Africa’s demand for at least two Permanent seats with all the rights, prerogatives and privileges accorded to the current members, and two additional Non-permanent seats is a matter of common justice and the right to have an equal say in decision-making on issues of international peace and security, and in particular those that concern our region. The Ezulwini Consensus and Sirte Declaration are products of a common consensus reached by African Heads of State and Government. The Common African Position therefore champions our common aspiration for the full representation of Africa in all decision-making organs of the UN, particularly the Security Council, which is the principal decision-making Organ on matters relating to international peace and security. To this end, we want to call on the UN membership to adhere to the principles and criteria of the reform process.
Furthermore, with regards to Categories of Membership, it is evident that during this session, a greater majority of Member States including the P-5, have been calling for expansion in both categories of the Security Council. In view of this, expansion in the Permanent category should not be put in the same pedestal as longer-term seats or transitional options, because that kind of proposal as expressed in Para 4 (b) under the heading “Issues for further Consideration”, clearly represents an importation of an entirely new category which falls outside the scope of the existing categories of membership of the Security Council.

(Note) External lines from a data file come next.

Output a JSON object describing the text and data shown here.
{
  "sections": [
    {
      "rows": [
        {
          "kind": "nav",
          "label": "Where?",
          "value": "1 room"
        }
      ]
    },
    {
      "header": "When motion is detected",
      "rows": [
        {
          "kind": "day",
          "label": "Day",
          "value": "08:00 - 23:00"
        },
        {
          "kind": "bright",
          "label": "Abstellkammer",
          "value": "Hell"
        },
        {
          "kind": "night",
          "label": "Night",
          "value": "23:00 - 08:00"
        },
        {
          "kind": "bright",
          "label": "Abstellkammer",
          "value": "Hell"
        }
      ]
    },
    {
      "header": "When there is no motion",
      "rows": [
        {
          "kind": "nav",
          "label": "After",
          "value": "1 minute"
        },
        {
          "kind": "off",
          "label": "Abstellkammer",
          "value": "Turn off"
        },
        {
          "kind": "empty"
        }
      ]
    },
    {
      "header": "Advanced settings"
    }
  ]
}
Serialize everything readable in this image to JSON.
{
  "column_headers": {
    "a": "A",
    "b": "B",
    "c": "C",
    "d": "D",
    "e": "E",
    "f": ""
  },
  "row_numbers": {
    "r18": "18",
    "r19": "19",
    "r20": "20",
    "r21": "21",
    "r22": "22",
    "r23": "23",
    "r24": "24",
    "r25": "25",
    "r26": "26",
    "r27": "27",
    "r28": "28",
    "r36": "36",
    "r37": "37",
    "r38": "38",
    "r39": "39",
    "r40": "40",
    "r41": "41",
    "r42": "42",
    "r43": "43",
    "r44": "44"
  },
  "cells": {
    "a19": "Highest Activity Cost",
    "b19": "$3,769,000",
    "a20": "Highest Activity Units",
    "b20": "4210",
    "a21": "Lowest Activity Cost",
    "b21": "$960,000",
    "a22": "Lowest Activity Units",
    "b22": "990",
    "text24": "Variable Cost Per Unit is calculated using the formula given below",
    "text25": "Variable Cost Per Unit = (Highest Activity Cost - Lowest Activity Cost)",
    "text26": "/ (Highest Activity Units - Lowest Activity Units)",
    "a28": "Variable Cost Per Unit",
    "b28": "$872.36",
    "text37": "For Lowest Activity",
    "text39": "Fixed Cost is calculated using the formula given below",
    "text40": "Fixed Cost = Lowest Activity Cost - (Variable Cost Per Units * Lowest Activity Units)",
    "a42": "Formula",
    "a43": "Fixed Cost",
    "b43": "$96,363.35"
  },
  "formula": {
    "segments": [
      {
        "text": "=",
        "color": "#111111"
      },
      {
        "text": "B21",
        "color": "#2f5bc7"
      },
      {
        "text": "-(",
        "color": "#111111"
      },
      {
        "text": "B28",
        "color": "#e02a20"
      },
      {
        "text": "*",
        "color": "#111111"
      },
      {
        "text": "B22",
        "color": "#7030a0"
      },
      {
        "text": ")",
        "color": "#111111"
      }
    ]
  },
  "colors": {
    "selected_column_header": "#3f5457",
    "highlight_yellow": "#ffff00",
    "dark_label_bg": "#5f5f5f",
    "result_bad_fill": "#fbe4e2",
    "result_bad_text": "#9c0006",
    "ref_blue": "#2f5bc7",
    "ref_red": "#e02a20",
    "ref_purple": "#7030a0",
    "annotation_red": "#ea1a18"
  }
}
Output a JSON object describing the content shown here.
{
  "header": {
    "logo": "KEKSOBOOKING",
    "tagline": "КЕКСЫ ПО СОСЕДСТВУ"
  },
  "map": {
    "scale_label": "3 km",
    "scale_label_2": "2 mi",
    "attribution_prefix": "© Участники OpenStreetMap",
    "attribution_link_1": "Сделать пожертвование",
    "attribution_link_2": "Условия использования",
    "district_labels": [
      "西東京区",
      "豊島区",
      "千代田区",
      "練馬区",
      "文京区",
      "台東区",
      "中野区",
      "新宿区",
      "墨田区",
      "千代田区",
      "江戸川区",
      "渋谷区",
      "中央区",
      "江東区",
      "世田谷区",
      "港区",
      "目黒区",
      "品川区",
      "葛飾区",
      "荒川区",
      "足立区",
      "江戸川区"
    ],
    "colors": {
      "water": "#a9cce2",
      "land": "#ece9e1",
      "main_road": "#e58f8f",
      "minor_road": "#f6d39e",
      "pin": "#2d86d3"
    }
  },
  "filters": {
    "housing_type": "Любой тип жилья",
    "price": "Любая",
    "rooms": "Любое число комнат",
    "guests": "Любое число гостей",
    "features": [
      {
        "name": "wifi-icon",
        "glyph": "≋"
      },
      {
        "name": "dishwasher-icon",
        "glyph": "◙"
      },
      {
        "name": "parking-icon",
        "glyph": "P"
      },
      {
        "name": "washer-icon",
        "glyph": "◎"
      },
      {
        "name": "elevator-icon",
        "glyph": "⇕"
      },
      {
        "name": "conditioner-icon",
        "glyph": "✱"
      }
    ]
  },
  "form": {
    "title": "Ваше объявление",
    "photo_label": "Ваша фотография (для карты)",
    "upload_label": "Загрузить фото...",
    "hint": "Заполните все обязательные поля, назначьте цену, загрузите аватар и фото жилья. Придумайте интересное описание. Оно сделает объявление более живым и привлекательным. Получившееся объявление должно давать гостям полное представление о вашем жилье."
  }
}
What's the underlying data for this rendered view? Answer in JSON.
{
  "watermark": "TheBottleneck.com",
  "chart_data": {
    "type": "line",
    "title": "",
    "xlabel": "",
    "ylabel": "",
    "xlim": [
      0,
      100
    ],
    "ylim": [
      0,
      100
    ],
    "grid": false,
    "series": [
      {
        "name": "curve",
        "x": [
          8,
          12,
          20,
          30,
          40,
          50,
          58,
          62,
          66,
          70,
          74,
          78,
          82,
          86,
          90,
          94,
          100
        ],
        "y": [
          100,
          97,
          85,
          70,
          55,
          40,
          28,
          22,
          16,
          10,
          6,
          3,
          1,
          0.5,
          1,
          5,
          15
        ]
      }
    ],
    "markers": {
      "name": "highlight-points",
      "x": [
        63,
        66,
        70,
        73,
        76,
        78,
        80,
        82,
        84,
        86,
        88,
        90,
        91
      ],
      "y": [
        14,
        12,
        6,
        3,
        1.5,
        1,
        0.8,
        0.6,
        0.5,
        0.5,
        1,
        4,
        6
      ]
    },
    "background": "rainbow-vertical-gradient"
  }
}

In this regard, we reject any notion of longer-term seats, step-by-step approach, intermediary or any other transitional options as they are not in consonance with the Common African Position. The UN Charter as you the Co-Chairs have pointed out, recognizes only two categories, and not three or more Permanent and Non-Permanent categories. Decision 62/557 also refers to categories of Membership, this clearly and unequivocally represents the provision made by the UN Charter and so it does not necessitate specification, clarification and or qualification.
The paper does not reflect the spirit and letter of the Common African Position. It is also our view that the paper is not adequately reflective of the tenor of the discussions during this session.
In conclusion, distinguished Co-Chairs, I would like to acknowledge the support the Common African Position continues to garner in these deliberations. Our claim for two Permanent seats in the Security Council with all the rights, privileges and prerogatives, and the need to correct Africa’s under-representation in the Non-permanent category is legitimate and ought to be addressed without further delay. We profoundly appreciate esteemed delegations that continue to express support for Africa’s legitimate aspirations to correct the historical injustice done to the continent and its people, while also reflecting geopolitical realities. As such, Africa looks forward to more constructive engagement and goodwill from all Member States to move this process forward.
I thank you for your attention.